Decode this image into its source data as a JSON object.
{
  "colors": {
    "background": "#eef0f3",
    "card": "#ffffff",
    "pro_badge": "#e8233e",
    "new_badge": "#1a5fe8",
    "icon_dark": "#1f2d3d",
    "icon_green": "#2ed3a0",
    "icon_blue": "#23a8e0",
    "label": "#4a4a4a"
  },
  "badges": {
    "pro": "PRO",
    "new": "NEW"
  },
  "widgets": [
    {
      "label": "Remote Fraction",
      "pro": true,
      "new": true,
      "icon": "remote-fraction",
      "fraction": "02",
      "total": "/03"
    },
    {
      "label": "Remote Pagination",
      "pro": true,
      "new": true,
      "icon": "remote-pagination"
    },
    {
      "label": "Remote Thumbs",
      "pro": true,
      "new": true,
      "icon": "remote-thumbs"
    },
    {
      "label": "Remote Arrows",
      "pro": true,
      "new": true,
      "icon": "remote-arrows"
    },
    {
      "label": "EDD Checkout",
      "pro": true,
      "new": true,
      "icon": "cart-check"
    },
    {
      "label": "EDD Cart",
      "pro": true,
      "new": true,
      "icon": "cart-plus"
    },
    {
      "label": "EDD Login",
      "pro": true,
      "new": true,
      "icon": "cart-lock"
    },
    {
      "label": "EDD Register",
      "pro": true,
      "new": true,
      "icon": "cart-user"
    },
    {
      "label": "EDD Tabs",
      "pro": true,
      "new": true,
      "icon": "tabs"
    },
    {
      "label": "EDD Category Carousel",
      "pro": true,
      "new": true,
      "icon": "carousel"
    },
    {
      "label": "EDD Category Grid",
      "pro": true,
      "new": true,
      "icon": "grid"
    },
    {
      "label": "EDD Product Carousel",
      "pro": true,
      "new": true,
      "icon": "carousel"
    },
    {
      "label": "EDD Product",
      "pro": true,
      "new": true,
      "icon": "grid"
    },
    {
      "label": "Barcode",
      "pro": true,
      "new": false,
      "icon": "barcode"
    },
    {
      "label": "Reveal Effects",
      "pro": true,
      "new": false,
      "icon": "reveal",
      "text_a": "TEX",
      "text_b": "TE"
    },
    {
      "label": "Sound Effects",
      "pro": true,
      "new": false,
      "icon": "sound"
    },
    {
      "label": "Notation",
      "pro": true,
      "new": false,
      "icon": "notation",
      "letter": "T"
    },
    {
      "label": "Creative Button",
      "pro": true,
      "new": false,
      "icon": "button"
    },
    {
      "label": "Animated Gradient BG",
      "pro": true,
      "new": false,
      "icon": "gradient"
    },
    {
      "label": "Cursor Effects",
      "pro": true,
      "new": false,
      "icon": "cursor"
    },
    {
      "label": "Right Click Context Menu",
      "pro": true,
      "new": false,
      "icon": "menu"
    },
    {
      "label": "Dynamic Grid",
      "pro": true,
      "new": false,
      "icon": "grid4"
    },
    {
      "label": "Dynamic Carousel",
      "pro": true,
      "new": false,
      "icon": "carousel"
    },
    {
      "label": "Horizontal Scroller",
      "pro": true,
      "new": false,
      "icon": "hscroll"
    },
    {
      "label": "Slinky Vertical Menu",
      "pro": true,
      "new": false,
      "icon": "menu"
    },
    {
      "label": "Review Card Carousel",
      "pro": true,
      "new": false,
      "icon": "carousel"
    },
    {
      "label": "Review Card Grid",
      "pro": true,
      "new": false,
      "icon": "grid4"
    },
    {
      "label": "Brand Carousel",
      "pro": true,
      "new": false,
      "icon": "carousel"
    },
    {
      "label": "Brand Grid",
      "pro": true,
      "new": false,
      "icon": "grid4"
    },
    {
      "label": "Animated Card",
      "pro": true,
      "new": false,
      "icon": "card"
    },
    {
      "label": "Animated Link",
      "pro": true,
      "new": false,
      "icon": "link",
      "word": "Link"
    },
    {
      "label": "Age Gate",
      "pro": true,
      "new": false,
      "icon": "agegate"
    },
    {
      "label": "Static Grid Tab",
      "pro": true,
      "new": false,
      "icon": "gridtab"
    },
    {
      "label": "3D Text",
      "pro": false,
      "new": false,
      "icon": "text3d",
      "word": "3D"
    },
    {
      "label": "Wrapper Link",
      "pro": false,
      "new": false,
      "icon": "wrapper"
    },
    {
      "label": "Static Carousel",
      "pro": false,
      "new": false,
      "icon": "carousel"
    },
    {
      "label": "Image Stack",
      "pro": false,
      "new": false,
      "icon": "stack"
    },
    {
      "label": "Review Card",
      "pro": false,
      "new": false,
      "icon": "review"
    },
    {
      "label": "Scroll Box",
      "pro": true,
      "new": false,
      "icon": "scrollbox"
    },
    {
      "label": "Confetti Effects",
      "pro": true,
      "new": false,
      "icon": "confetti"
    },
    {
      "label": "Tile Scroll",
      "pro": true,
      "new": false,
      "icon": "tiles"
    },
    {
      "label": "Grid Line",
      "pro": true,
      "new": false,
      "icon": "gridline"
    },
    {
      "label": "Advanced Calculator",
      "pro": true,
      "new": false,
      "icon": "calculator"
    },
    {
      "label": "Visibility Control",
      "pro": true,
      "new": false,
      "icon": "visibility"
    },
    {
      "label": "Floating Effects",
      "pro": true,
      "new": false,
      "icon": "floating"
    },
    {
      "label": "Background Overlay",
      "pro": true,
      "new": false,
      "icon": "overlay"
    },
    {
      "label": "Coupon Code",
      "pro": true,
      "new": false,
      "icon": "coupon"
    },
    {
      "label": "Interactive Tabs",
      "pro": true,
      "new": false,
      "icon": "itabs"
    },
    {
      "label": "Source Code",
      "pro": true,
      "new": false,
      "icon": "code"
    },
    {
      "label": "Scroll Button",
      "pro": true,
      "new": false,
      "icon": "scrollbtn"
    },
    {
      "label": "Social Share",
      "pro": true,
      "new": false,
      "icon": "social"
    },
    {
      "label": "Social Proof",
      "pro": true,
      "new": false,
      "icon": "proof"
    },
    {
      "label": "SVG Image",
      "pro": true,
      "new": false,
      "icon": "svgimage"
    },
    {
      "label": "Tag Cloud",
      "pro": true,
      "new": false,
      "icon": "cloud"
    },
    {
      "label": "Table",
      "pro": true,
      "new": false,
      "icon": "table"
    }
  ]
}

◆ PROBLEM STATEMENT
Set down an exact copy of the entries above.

◆ ANSWER BELOW
Decode this image into its source data as a JSON object.
{
  "colors": {
    "background": "#eef0f3",
    "card": "#ffffff",
    "pro_badge": "#e8233e",
    "new_badge": "#1a5fe8",
    "icon_dark": "#1f2d3d",
    "icon_green": "#2ed3a0",
    "icon_blue": "#23a8e0",
    "label": "#4a4a4a"
  },
  "badges": {
    "pro": "PRO",
    "new": "NEW"
  },
  "widgets": [
    {
      "label": "Remote Fraction",
      "pro": true,
      "new": true,
      "icon": "remote-fraction",
      "fraction": "02",
      "total": "/03"
    },
    {
      "label": "Remote Pagination",
      "pro": true,
      "new": true,
      "icon": "remote-pagination"
    },
    {
      "label": "Remote Thumbs",
      "pro": true,
      "new": true,
      "icon": "remote-thumbs"
    },
    {
      "label": "Remote Arrows",
      "pro": true,
      "new": true,
      "icon": "remote-arrows"
    },
    {
      "label": "EDD Checkout",
      "pro": true,
      "new": true,
      "icon": "cart-check"
    },
    {
      "label": "EDD Cart",
      "pro": true,
      "new": true,
      "icon": "cart-plus"
    },
    {
      "label": "EDD Login",
      "pro": true,
      "new": true,
      "icon": "cart-lock"
    },
    {
      "label": "EDD Register",
      "pro": true,
      "new": true,
      "icon": "cart-user"
    },
    {
      "label": "EDD Tabs",
      "pro": true,
      "new": true,
      "icon": "tabs"
    },
    {
      "label": "EDD Category Carousel",
      "pro": true,
      "new": true,
      "icon": "carousel"
    },
    {
      "label": "EDD Category Grid",
      "pro": true,
      "new": true,
      "icon": "grid"
    },
    {
      "label": "EDD Product Carousel",
      "pro": true,
      "new": true,
      "icon": "carousel"
    },
    {
      "label": "EDD Product",
      "pro": true,
      "new": true,
      "icon": "grid"
    },
    {
      "label": "Barcode",
      "pro": true,
      "new": false,
      "icon": "barcode"
    },
    {
      "label": "Reveal Effects",
      "pro": true,
      "new": false,
      "icon": "reveal",
      "text_a": "TEX",
      "text_b": "TE"
    },
    {
      "label": "Sound Effects",
      "pro": true,
      "new": false,
      "icon": "sound"
    },
    {
      "label": "Notation",
      "pro": true,
      "new": false,
      "icon": "notation",
      "letter": "T"
    },
    {
      "label": "Creative Button",
      "pro": true,
      "new": false,
      "icon": "button"
    },
    {
      "label": "Animated Gradient BG",
      "pro": true,
      "new": false,
      "icon": "gradient"
    },
    {
      "label": "Cursor Effects",
      "pro": true,
      "new": false,
      "icon": "cursor"
    },
    {
      "label": "Right Click Context Menu",
      "pro": true,
      "new": false,
      "icon": "menu"
    },
    {
      "label": "Dynamic Grid",
      "pro": true,
      "new": false,
      "icon": "grid4"
    },
    {
      "label": "Dynamic Carousel",
      "pro": true,
      "new": false,
      "icon": "carousel"
    },
    {
      "label": "Horizontal Scroller",
      "pro": true,
      "new": false,
      "icon": "hscroll"
    },
    {
      "label": "Slinky Vertical Menu",
      "pro": true,
      "new": false,
      "icon": "menu"
    },
    {
      "label": "Review Card Carousel",
      "pro": true,
      "new": false,
      "icon": "carousel"
    },
    {
      "label": "Review Card Grid",
      "pro": true,
      "new": false,
      "icon": "grid4"
    },
    {
      "label": "Brand Carousel",
      "pro": true,
      "new": false,
      "icon": "carousel"
    },
    {
      "label": "Brand Grid",
      "pro": true,
      "new": false,
      "icon": "grid4"
    },
    {
      "label": "Animated Card",
      "pro": true,
      "new": false,
      "icon": "card"
    },
    {
      "label": "Animated Link",
      "pro": true,
      "new": false,
      "icon": "link",
      "word": "Link"
    },
    {
      "label": "Age Gate",
      "pro": true,
      "new": false,
      "icon": "agegate"
    },
    {
      "label": "Static Grid Tab",
      "pro": true,
      "new": false,
      "icon": "gridtab"
    },
    {
      "label": "3D Text",
      "pro": false,
      "new": false,
      "icon": "text3d",
      "word": "3D"
    },
    {
      "label": "Wrapper Link",
      "pro": false,
      "new": false,
      "icon": "wrapper"
    },
    {
      "label": "Static Carousel",
      "pro": false,
      "new": false,
      "icon": "carousel"
    },
    {
      "label": "Image Stack",
      "pro": false,
      "new": false,
      "icon": "stack"
    },
    {
      "label": "Review Card",
      "pro": false,
      "new": false,
      "icon": "review"
    },
    {
      "label": "Scroll Box",
      "pro": true,
      "new": false,
      "icon": "scrollbox"
    },
    {
      "label": "Confetti Effects",
      "pro": true,
      "new": false,
      "icon": "confetti"
    },
    {
      "label": "Tile Scroll",
      "pro": true,
      "new": false,
      "icon": "tiles"
    },
    {
      "label": "Grid Line",
      "pro": true,
      "new": false,
      "icon": "gridline"
    },
    {
      "label": "Advanced Calculator",
      "pro": true,
      "new": false,
      "icon": "calculator"
    },
    {
      "label": "Visibility Control",
      "pro": true,
      "new": false,
      "icon": "visibility"
    },
    {
      "label": "Floating Effects",
      "pro": true,
      "new": false,
      "icon": "floating"
    },
    {
      "label": "Background Overlay",
      "pro": true,
      "new": false,
      "icon": "overlay"
    },
    {
      "label": "Coupon Code",
      "pro": true,
      "new": false,
      "icon": "coupon"
    },
    {
      "label": "Interactive Tabs",
      "pro": true,
      "new": false,
      "icon": "itabs"
    },
    {
      "label": "Source Code",
      "pro": true,
      "new": false,
      "icon": "code"
    },
    {
      "label": "Scroll Button",
      "pro": true,
      "new": false,
      "icon": "scrollbtn"
    },
    {
      "label": "Social Share",
      "pro": true,
      "new": false,
      "icon": "social"
    },
    {
      "label": "Social Proof",
      "pro": true,
      "new": false,
      "icon": "proof"
    },
    {
      "label": "SVG Image",
      "pro": true,
      "new": false,
      "icon": "svgimage"
    },
    {
      "label": "Tag Cloud",
      "pro": true,
      "new": false,
      "icon": "cloud"
    },
    {
      "label": "Table",
      "pro": true,
      "new": false,
      "icon": "table"
    }
  ]
}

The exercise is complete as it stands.